The politics of education in developing countries
Ensuring that more children, particularly girls and those from low-income households, can access basic education counts as one of the major development success stories of the past two decades. But impressive gains in getting children into school are not matched by progress in what they learn once they get there.
Our research investigates how educational outcomes in developing countries are shaped by politics. We have conducted a comparative case-study in five countries that broadly fit with three different types of political settlement: Rwanda (dominant); Uganda and Cambodia (weak dominant); and Bangladesh and Ghana (competitive). Our focus is on the extent to which the nature of the political settlement helps explain why improving basic education quality has been so challenging for developing countries. Our focus is not so much on the causes of poor quality provision, but on understanding how the political settlement influences how (and whether) the problem of quality is conceived and addressed.
- The provision of primary education places has doubled to trebled in the countries we have studied, but there has not been a strong level of commitment to financing quality primary education.
- The failure to promote higher-quality education in our country cases directly reflects the dominant ideas and incentives generated by the political settlement, which both emphasise the quantity of provision in terms of access, rather than the quality of provision via improved performance.
- The clientelistic nature of all of our political settlements results in the politicisation of policy-making in the education sector and tendencies to generate populist and incoherent policy.
- The incentives that ruling elites have to either support and/or not challenge certain groups is critical. There are much stronger incentives for ruling elites to promote reforms to improve access rather than quality.
- There is likely to be less room for alternative reform agendas to emerge within more dominant settlements such as Rwanda. Nonetheless there are examples of lower-level coalitions coming up with problem-solving fixes that seem to run counter to national policy in the realm of front-line implementation.
- All of the settlements are founded on shared paradigmatic ideas, the most powerful being the elite’s longstanding commitment to and belief in the power of education to secure certain forms of modernity and citizenship. However, the nature of these ideas can undermine and run counter to a focus on improving learning outcomes and higher quality learning.
- As the education sector is tied to the tendencies generated by the political settlement, policy responses will need to be closely attuned to what is politically feasible, rather than what might be seen as technically optimal.

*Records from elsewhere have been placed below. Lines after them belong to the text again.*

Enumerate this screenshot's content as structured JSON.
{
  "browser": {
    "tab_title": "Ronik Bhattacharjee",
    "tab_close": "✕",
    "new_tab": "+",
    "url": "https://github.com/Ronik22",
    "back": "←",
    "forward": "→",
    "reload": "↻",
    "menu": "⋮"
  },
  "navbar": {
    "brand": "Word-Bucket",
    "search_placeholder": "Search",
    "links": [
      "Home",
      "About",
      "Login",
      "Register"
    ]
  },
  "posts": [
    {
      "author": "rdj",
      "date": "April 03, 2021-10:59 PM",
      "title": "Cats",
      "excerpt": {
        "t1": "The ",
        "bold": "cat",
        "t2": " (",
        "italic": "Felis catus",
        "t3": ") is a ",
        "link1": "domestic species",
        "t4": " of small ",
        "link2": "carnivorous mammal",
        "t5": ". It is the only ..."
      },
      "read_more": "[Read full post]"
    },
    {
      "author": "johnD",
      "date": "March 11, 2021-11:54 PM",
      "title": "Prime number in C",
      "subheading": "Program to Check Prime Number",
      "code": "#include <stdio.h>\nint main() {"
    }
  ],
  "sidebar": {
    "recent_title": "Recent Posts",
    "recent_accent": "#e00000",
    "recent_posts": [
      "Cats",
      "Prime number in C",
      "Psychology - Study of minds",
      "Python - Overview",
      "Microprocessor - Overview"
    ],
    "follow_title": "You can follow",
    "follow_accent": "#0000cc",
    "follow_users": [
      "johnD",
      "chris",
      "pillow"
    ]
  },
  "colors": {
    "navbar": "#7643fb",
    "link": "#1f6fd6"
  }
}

- There is a need to support moves towards building stronger coalitions of change for higher quality education at multiple levels of the education sector. An important constituency here would be capitalists/firms, particularly those with requirements for a higher skilled labour force. The best-performing schools had achieved their success through the formation of local-level coalitions capable of devising and implementing creative solutions to local problems.
- There is a need to learn the lessons from examples of success and identify the ways and extent to which these could be transferred to other similar contexts.
- A stronger focus on quality would require long-term investments beyond a given electoral cycle, a coalition that includes non-poor parents and capitalists, and decentralised mechanisms that help ensure localised oversight of performance.